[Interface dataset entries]

▼▼▼

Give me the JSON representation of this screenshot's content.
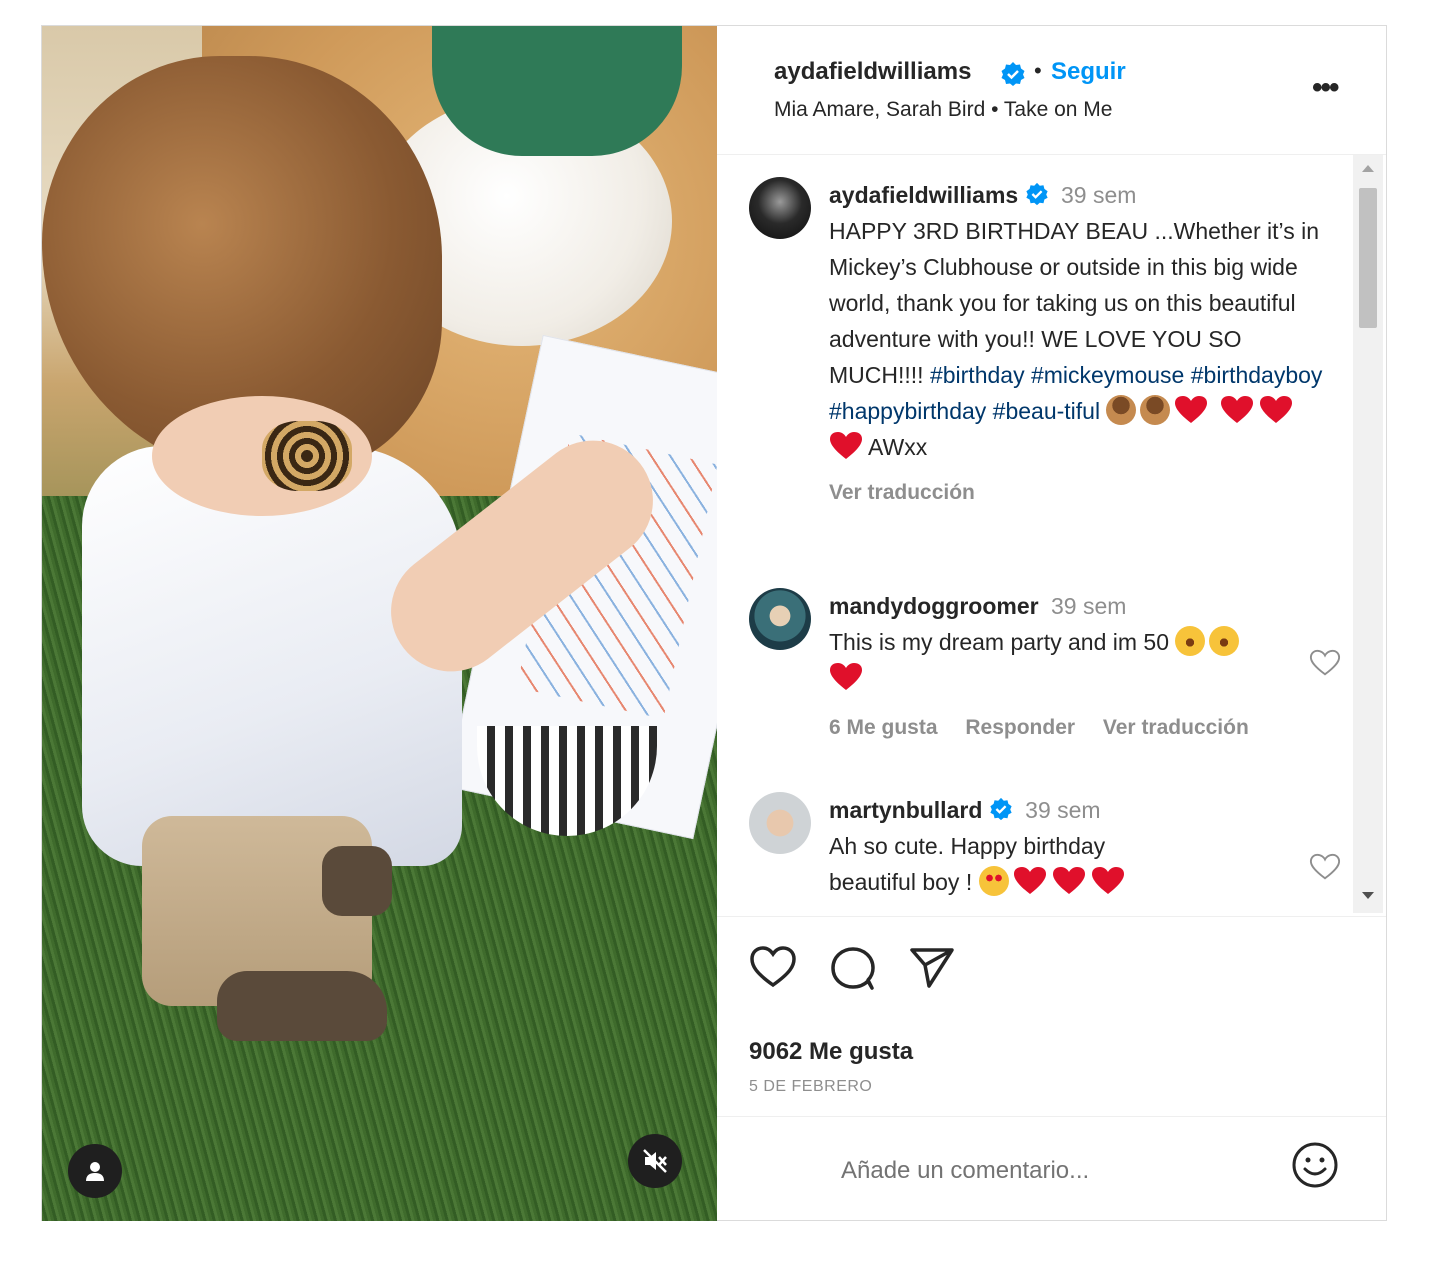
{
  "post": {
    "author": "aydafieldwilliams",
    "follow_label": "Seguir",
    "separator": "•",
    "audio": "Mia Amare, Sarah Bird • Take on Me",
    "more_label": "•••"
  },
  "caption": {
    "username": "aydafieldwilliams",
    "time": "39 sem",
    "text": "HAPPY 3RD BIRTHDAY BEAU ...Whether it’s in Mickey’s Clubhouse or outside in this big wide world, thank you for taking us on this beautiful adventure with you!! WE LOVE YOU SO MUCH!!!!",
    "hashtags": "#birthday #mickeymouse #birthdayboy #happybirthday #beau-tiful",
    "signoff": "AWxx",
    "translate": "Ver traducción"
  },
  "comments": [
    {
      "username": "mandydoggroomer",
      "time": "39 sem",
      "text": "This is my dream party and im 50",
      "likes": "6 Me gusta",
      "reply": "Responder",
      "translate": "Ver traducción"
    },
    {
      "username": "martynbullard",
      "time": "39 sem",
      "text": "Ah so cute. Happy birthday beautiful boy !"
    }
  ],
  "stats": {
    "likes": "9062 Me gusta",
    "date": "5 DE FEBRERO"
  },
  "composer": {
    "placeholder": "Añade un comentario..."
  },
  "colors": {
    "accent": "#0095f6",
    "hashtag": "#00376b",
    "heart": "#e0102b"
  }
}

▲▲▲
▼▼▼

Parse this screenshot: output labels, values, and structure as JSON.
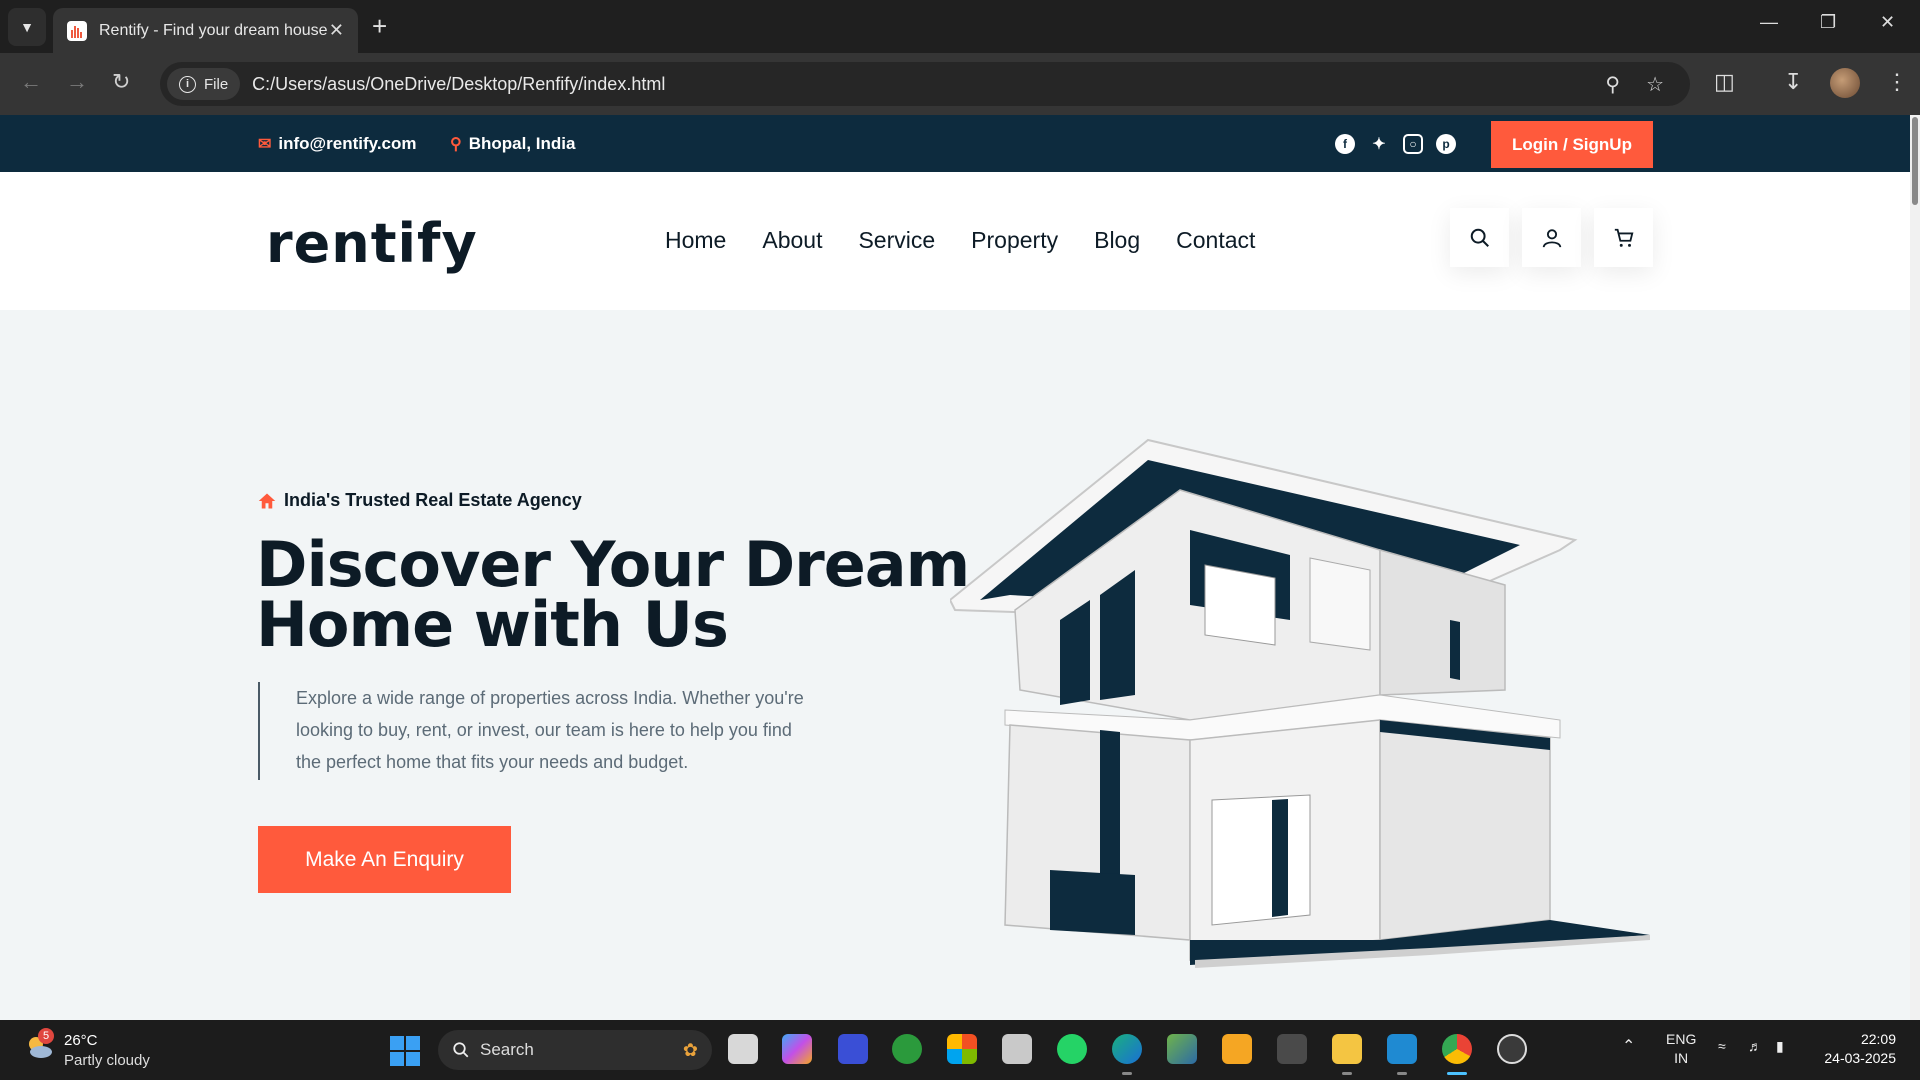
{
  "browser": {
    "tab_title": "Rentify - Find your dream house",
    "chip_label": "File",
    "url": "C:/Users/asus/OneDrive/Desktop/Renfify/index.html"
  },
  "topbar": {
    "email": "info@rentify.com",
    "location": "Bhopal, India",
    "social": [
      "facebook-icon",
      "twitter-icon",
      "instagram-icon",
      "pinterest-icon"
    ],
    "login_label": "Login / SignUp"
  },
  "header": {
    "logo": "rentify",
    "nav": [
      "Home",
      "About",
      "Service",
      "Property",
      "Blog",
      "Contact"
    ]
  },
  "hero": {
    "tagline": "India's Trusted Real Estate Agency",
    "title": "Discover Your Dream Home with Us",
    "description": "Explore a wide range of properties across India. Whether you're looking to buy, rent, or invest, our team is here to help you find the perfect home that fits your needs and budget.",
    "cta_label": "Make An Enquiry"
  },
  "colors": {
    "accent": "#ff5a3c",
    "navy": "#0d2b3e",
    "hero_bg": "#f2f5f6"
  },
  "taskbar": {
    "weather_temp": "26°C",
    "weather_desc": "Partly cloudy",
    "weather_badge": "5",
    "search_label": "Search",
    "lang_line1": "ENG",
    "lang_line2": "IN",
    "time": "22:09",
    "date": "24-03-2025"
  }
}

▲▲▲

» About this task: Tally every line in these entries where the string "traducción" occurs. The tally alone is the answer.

» Answer for this exercise: 2